Do you laminate your maps? Did I miss any tips or tricks that have worked well for you?
Where do you buy your 1″ “rolled” [or is that roled? ;)] graph paper? Also at Kinko’s?
I’ll check them out.
Hey just throwing a comment out about lamination. My own battlemap is a simple D&D minis skirmish map that I had laminated. Nice cheap alternative for the gamer on a budget. I had the one in the back of the DMG done too.
If you get one of those half rolls of colored duct tape, the roll will fit around the rolled up map and still be able to go into a tube. (I play at another guy’s place) Then just use a small square of the tape to tack each corner down to the table.

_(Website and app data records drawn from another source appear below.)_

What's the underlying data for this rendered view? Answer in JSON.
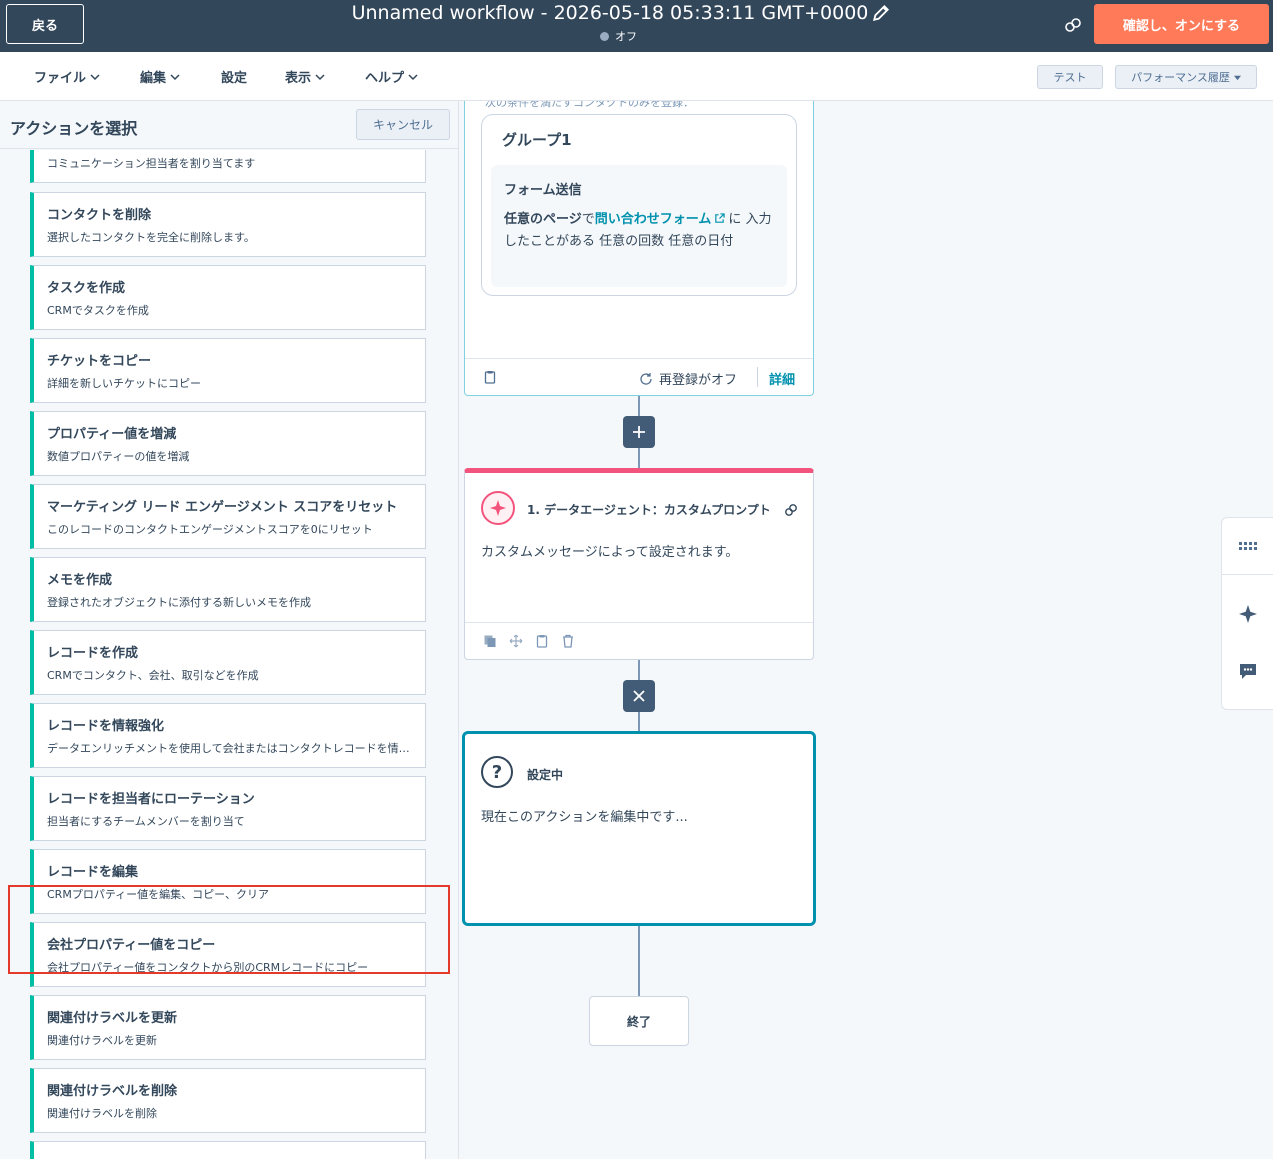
{
  "header": {
    "back_label": "戻る",
    "workflow_title": "Unnamed workflow - 2026-05-18 05:33:11 GMT+0000",
    "status": "オフ",
    "confirm_label": "確認し、オンにする"
  },
  "menu": {
    "file": "ファイル",
    "edit": "編集",
    "settings": "設定",
    "view": "表示",
    "help": "ヘルプ",
    "test": "テスト",
    "performance": "パフォーマンス履歴"
  },
  "panel": {
    "title": "アクションを選択",
    "cancel_label": "キャンセル",
    "actions": [
      {
        "title": "",
        "desc": "コミュニケーション担当者を割り当てます"
      },
      {
        "title": "コンタクトを削除",
        "desc": "選択したコンタクトを完全に削除します。"
      },
      {
        "title": "タスクを作成",
        "desc": "CRMでタスクを作成"
      },
      {
        "title": "チケットをコピー",
        "desc": "詳細を新しいチケットにコピー"
      },
      {
        "title": "プロパティー値を増減",
        "desc": "数値プロパティーの値を増減"
      },
      {
        "title": "マーケティング リード エンゲージメント スコアをリセット",
        "desc": "このレコードのコンタクトエンゲージメントスコアを0にリセット"
      },
      {
        "title": "メモを作成",
        "desc": "登録されたオブジェクトに添付する新しいメモを作成"
      },
      {
        "title": "レコードを作成",
        "desc": "CRMでコンタクト、会社、取引などを作成"
      },
      {
        "title": "レコードを情報強化",
        "desc": "データエンリッチメントを使用して会社またはコンタクトレコードを情報強化"
      },
      {
        "title": "レコードを担当者にローテーション",
        "desc": "担当者にするチームメンバーを割り当て"
      },
      {
        "title": "レコードを編集",
        "desc": "CRMプロパティー値を編集、コピー、クリア"
      },
      {
        "title": "会社プロパティー値をコピー",
        "desc": "会社プロパティー値をコンタクトから別のCRMレコードにコピー"
      },
      {
        "title": "関連付けラベルを更新",
        "desc": "関連付けラベルを更新"
      },
      {
        "title": "関連付けラベルを削除",
        "desc": "関連付けラベルを削除"
      },
      {
        "title": "",
        "desc": ""
      }
    ]
  },
  "trigger": {
    "partial_text": "次の条件を満たすコンタクトのみを登録：",
    "group_title": "グループ1",
    "cond_title": "フォーム送信",
    "cond_page": "任意のページ",
    "cond_de": "で",
    "cond_link": "問い合わせフォーム",
    "cond_ni": "に",
    "cond_rest": "入力したことがある 任意の回数 任意の日付",
    "reenroll": "再登録がオフ",
    "detail": "詳細"
  },
  "agent": {
    "title": "1. データエージェント：カスタムプロンプト",
    "body": "カスタムメッセージによって設定されます。"
  },
  "setting": {
    "title": "設定中",
    "body": "現在このアクションを編集中です..."
  },
  "end_label": "終了",
  "icons": [
    "edit-icon",
    "link-icon",
    "chevron-down-icon",
    "external-link-icon",
    "clipboard-icon",
    "refresh-icon",
    "plus-icon",
    "sparkle-icon",
    "copy-icon",
    "move-icon",
    "trash-icon",
    "close-icon",
    "question-icon",
    "grid-icon",
    "chat-icon"
  ],
  "colors": {
    "header_bg": "#33475b",
    "accent_orange": "#ff7a59",
    "teal": "#00bda5",
    "link_blue": "#0091ae",
    "agent_pink": "#f2547d",
    "highlight_red": "#e33a2b"
  }
}
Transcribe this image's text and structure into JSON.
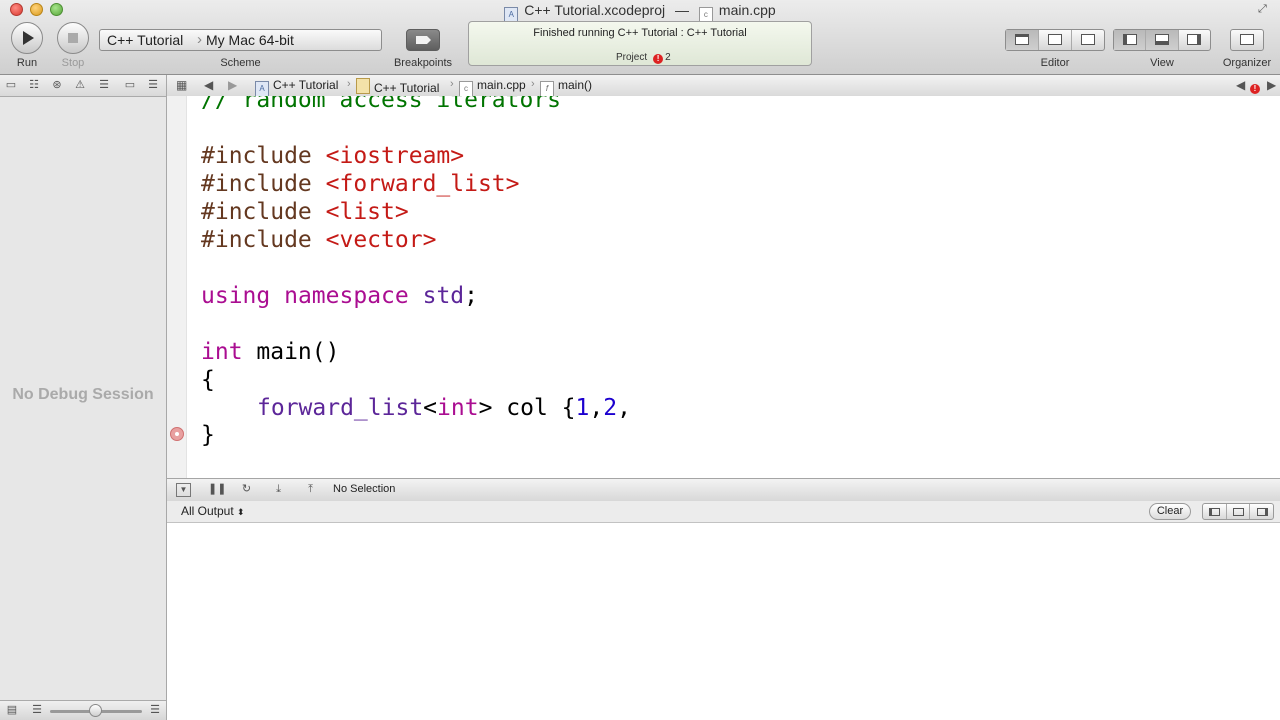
{
  "window": {
    "project_file": "C++ Tutorial.xcodeproj",
    "separator": "—",
    "current_file": "main.cpp"
  },
  "toolbar": {
    "run_label": "Run",
    "stop_label": "Stop",
    "scheme_label": "Scheme",
    "scheme_target": "C++ Tutorial",
    "scheme_destination": "My Mac 64-bit",
    "breakpoints_label": "Breakpoints",
    "activity_message": "Finished running C++ Tutorial : C++ Tutorial",
    "activity_project": "Project",
    "error_count": "2",
    "editor_label": "Editor",
    "view_label": "View",
    "organizer_label": "Organizer"
  },
  "jumpbar": {
    "items": [
      "C++ Tutorial",
      "C++ Tutorial",
      "main.cpp",
      "main()"
    ]
  },
  "sidebar": {
    "empty_message": "No Debug Session"
  },
  "editor": {
    "lines": {
      "comment": "// random access iterators",
      "inc1_dir": "#include",
      "inc1_hdr": "<iostream>",
      "inc2_dir": "#include",
      "inc2_hdr": "<forward_list>",
      "inc3_dir": "#include",
      "inc3_hdr": "<list>",
      "inc4_dir": "#include",
      "inc4_hdr": "<vector>",
      "using_kw1": "using",
      "using_kw2": "namespace",
      "using_std": "std",
      "using_semi": ";",
      "main_int": "int",
      "main_rest": " main()",
      "open_brace": "{",
      "decl_type": "forward_list",
      "decl_lt": "<",
      "decl_int": "int",
      "decl_rest": "> col {",
      "decl_n1": "1",
      "decl_comma1": ",",
      "decl_n2": "2",
      "decl_comma2": ",",
      "close_brace": "}"
    }
  },
  "debug_bar": {
    "selection_text": "No Selection"
  },
  "console": {
    "output_filter": "All Output",
    "clear_label": "Clear"
  },
  "colors": {
    "comment": "#007400",
    "preprocessor": "#643820",
    "string": "#c41a16",
    "keyword": "#aa0d91",
    "type": "#5c2699",
    "number": "#1c00cf",
    "error": "#d22222"
  }
}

The stiff laminate is nice too. (Only available at Staples in letter size…make sure you specofy you want ID card laminate.) I made a whole wack of dungeon tiles once and laminated them this way, then put a couple dots of silicone on the bottom to keep them from sliding on the table. Add a hole and you can put them in a binder.
Staples also carries large easel size pads of 1 inch graph paper for about 14 bucks CDN. (not sure if Staples is in the US or not…but its a big box office supply here in Canada…I do my laminating there too)
This is great for users of the Dundjinni tactical map software.
I plan on cutting the borders off of my laser printed map sections, laminating them with the “stiff” lamination and then gluing them to poster board. This creates a colored battle board. I add printed accessories to this board (like trees, rivers, boulders) to create many different outdoor scenes.
I’ve had a lot of wear on them in their initial incarnation, so lamination will solve that issue.
This method is also great for creating miniatures-scaled colored dungeon geomorphs.
I just write in Sharpie on my Flip-Mat (laminated map that folds instead of rolls) when I want it to last for a long period of time. Then, take it off with a dry-erase marker later.
Of course, I am no artist and I wouldn’t want my work “under” lamination!
Trev: Laminating the skirmish maps for D&D sounds like a good idea. (And yep, there are Staples stores in the U.S. — I’ve never used them for lamination, but I’m not surprised that they do it.)
Mike: I dig the Dundjinni tie-in, and the idea of laminating little terrain elements separately, too. 🙂
Jeff: Is your Flip-Mat one of the ones that Steel Sqqire makes? I saw those at last year’s GenCon Indy, and I thought they were pretty nifty.